device does not do any deduplication. The controllers may put data written in
a short timespan into the same physical storage unit (cell, block etc). In
case this unit dies, both copies are lost. BTRFS does not add any artificial
delay between metadata writes.
The traditional rotational hard drives usually fail at the sector level.
In any case, a device that starts to misbehave and repairs from the DUP copy
should be replaced!
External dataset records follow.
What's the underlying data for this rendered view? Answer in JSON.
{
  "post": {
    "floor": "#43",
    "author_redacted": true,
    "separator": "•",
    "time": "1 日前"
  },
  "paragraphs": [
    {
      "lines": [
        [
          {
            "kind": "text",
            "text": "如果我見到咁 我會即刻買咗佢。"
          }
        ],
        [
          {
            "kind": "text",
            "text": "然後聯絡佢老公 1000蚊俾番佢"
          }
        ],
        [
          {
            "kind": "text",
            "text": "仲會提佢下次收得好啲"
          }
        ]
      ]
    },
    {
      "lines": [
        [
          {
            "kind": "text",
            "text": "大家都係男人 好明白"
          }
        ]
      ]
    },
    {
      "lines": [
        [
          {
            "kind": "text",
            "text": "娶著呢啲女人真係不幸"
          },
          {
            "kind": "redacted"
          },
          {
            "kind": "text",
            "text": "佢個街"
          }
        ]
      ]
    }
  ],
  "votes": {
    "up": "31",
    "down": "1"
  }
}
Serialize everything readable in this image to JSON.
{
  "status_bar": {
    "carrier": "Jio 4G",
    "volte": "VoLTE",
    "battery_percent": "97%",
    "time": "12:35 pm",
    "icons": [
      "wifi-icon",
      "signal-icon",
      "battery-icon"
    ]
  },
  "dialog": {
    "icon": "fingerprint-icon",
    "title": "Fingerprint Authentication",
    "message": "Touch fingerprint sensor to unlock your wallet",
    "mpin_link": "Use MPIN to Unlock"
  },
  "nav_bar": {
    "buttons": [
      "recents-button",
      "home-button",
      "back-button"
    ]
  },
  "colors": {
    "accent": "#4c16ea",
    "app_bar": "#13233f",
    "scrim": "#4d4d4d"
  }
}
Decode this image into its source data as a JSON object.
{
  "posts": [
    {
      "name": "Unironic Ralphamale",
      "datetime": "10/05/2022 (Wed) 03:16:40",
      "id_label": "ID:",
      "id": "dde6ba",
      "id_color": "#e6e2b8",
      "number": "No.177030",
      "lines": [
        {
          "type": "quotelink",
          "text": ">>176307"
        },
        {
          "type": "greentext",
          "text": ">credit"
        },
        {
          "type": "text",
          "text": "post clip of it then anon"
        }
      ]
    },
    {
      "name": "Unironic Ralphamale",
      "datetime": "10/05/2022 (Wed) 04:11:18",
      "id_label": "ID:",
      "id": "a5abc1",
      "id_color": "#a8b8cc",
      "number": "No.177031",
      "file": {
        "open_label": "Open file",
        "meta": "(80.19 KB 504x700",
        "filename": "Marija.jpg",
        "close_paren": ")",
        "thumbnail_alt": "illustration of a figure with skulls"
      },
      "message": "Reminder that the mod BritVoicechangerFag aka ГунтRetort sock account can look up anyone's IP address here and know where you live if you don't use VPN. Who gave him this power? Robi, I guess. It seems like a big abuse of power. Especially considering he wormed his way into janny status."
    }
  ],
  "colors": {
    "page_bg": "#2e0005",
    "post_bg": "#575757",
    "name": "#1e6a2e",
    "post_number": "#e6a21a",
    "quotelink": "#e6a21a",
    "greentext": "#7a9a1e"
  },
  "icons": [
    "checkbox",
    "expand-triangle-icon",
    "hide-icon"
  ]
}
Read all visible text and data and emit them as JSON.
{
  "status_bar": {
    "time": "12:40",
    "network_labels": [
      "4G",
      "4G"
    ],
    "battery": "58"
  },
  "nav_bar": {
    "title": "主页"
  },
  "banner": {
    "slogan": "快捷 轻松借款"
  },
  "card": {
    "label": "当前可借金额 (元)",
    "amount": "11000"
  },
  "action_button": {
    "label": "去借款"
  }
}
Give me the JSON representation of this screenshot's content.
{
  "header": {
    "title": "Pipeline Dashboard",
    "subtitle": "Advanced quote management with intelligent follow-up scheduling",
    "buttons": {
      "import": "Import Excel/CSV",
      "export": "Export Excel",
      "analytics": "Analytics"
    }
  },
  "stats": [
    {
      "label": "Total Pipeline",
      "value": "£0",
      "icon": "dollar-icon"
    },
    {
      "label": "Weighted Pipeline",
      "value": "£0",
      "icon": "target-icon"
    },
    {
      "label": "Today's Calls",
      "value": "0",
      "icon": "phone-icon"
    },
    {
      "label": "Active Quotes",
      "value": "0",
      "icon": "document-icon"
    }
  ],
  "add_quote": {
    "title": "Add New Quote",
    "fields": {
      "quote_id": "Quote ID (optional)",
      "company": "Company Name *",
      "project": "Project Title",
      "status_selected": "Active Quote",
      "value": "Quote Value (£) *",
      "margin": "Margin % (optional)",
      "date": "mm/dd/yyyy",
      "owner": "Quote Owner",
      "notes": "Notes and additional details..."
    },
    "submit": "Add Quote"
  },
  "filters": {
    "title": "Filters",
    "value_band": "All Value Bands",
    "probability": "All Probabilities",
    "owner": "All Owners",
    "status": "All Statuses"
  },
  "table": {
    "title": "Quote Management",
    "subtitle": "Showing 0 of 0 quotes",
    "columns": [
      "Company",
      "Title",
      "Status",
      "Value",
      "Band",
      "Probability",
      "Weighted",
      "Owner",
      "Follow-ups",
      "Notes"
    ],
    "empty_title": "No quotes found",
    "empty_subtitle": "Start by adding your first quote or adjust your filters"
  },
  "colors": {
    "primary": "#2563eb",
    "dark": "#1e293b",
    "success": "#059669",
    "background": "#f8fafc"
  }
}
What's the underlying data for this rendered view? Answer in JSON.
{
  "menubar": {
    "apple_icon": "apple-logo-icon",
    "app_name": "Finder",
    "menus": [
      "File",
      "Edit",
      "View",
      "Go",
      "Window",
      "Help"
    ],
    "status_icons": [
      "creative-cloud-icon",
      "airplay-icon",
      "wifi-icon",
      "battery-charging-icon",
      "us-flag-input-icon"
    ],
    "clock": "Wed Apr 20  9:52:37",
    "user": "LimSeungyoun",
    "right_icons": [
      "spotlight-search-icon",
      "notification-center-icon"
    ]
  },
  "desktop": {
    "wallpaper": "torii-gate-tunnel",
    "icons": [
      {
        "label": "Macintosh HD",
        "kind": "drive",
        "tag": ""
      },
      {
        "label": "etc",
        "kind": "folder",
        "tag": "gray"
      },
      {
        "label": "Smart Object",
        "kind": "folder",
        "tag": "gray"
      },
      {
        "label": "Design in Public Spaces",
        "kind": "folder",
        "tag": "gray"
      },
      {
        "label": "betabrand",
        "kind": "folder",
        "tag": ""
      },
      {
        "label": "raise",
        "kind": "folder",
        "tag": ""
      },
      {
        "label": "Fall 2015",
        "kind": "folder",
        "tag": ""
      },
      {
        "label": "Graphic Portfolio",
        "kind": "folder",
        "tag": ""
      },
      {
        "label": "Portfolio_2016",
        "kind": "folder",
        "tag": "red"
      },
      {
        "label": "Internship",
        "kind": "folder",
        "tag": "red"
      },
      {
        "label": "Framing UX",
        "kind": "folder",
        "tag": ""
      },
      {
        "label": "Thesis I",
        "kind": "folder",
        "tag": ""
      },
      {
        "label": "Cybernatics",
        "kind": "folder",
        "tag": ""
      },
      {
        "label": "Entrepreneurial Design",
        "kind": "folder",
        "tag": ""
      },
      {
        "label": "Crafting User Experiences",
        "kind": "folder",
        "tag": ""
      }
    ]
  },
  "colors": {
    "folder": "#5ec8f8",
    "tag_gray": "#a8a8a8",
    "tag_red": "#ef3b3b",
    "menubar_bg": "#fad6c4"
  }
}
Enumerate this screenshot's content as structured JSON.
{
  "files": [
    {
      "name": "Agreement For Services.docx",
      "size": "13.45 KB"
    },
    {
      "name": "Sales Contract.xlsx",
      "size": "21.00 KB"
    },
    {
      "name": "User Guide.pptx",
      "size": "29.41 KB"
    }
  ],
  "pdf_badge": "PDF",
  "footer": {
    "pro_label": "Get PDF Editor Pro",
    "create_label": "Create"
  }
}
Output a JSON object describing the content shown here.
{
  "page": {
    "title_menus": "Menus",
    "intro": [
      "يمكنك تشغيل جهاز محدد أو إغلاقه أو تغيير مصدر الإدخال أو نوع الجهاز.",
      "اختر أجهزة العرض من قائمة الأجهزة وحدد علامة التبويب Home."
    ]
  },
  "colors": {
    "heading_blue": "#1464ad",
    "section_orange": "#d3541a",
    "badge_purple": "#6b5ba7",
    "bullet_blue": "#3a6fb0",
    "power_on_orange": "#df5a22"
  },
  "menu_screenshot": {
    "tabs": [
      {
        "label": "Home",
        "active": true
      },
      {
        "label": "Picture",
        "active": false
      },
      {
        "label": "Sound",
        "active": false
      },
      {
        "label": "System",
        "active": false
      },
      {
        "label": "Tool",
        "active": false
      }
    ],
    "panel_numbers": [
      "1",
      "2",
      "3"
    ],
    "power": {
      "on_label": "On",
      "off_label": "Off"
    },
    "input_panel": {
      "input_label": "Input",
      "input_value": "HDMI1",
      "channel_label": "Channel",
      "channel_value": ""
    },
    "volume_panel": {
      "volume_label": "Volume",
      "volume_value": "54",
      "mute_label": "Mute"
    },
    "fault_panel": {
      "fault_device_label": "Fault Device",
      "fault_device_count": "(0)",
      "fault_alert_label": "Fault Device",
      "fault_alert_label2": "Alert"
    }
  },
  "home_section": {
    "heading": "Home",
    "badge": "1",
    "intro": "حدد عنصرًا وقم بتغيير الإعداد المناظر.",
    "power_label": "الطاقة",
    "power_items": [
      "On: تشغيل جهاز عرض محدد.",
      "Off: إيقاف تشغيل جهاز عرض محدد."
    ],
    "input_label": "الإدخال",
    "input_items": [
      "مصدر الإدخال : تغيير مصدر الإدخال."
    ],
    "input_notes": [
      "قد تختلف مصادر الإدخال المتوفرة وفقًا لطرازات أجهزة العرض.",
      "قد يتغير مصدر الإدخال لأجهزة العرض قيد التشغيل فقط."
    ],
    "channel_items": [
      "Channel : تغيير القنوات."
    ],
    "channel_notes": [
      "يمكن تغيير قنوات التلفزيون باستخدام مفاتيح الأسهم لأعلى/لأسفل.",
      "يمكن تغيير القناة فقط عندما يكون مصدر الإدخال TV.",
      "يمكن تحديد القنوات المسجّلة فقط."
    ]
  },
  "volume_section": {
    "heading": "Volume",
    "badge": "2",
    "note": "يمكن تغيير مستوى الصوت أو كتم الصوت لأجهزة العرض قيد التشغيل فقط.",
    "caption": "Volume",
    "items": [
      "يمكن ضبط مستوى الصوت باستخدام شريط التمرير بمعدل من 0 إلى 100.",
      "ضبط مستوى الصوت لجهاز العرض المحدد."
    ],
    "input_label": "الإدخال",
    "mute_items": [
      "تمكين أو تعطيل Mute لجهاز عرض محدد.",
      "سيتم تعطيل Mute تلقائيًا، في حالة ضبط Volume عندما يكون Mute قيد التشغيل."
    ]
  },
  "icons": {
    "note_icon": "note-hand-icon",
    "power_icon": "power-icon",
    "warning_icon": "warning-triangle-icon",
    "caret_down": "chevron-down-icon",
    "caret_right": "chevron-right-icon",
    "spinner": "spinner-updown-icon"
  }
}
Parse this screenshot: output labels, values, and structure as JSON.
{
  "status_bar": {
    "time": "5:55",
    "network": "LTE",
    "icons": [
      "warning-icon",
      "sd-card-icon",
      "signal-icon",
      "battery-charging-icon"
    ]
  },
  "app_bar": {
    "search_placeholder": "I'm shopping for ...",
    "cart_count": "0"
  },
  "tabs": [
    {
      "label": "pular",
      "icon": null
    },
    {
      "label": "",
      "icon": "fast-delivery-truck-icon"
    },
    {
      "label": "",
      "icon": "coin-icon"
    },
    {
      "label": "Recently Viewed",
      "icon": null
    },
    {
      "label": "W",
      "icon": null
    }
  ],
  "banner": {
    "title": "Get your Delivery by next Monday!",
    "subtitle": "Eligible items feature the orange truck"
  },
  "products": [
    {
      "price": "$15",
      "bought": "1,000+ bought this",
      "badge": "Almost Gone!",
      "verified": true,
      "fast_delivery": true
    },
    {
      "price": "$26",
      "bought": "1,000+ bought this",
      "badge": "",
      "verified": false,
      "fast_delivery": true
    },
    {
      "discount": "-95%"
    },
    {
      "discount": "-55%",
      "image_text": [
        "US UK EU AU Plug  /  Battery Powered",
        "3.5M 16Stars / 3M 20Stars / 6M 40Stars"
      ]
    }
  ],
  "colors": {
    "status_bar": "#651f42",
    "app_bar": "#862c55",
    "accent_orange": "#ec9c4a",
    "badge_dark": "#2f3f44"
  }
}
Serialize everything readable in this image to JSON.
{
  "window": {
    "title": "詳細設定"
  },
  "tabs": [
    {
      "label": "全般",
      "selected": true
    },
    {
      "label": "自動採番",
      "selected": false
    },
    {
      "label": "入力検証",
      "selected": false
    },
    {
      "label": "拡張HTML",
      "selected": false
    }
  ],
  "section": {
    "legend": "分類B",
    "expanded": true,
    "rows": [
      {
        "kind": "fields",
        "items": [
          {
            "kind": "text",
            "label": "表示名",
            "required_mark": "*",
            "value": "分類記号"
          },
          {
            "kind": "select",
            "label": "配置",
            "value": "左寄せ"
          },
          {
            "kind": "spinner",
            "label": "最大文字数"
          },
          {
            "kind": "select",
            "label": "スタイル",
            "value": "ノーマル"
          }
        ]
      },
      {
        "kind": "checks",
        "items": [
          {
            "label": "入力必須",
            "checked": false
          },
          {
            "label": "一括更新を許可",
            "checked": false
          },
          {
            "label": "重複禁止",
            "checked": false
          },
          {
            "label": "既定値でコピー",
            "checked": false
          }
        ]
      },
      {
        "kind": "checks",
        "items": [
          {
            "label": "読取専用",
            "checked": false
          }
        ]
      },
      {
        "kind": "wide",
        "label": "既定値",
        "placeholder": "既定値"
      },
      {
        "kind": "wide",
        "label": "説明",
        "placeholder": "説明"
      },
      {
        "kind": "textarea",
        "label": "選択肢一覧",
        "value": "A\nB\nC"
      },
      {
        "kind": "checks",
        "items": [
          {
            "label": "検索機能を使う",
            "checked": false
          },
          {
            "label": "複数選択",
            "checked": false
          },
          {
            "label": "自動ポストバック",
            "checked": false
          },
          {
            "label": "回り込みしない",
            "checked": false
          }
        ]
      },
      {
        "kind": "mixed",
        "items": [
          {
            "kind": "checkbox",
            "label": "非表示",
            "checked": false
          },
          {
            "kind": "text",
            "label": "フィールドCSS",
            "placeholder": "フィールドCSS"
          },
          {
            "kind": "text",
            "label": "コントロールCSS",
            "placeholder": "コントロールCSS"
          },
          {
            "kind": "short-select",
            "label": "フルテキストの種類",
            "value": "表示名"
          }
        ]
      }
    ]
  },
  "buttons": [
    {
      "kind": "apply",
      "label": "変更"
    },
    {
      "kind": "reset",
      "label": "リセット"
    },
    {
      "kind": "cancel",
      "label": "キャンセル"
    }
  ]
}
DUP is not backup
SMALL FILESYSTEMS AND LARGE NODESIZE
The combination of small filesystem size and large nodesize is not recommended
in general and can lead to various ENOSPC-related issues during mount time or
Since mixed block group creation is optional, we allow small filesystem
instances with differing values for sectorsize
be created and could end up in the following situation:
# mkfs.btrfs -f -n 65536 /dev/loop0
See http://btrfs.wiki.kernel.org for more information.
Performing full device TRIM (512.00MiB) ...
Node size: 65536
Sector size: 4096
Filesystem size: 512.00MiB
Block group profiles:
Data: single 8.00MiB
Metadata: DUP 40.00MiB
System: DUP 12.00MiB
SSD detected: no
Incompat features: extref, skinny-metadata
Number of devices: 1
ID SIZE PATH
1 512.00MiB /dev/loop0
# mount /dev/loop0 /mnt/
mount: mount /dev/loop0 on /mnt failed: No space left on device
The ENOSPC occurs during the creation of the UUID tree. This is caused by large
metadata blocks and space reservation strategy that allocates more than can
fit into the filesystem.
is part of btrfs-progs. Please refer to the btrfs wiki
for further details.
btrfs(5), btrfs(8), wipefs(8)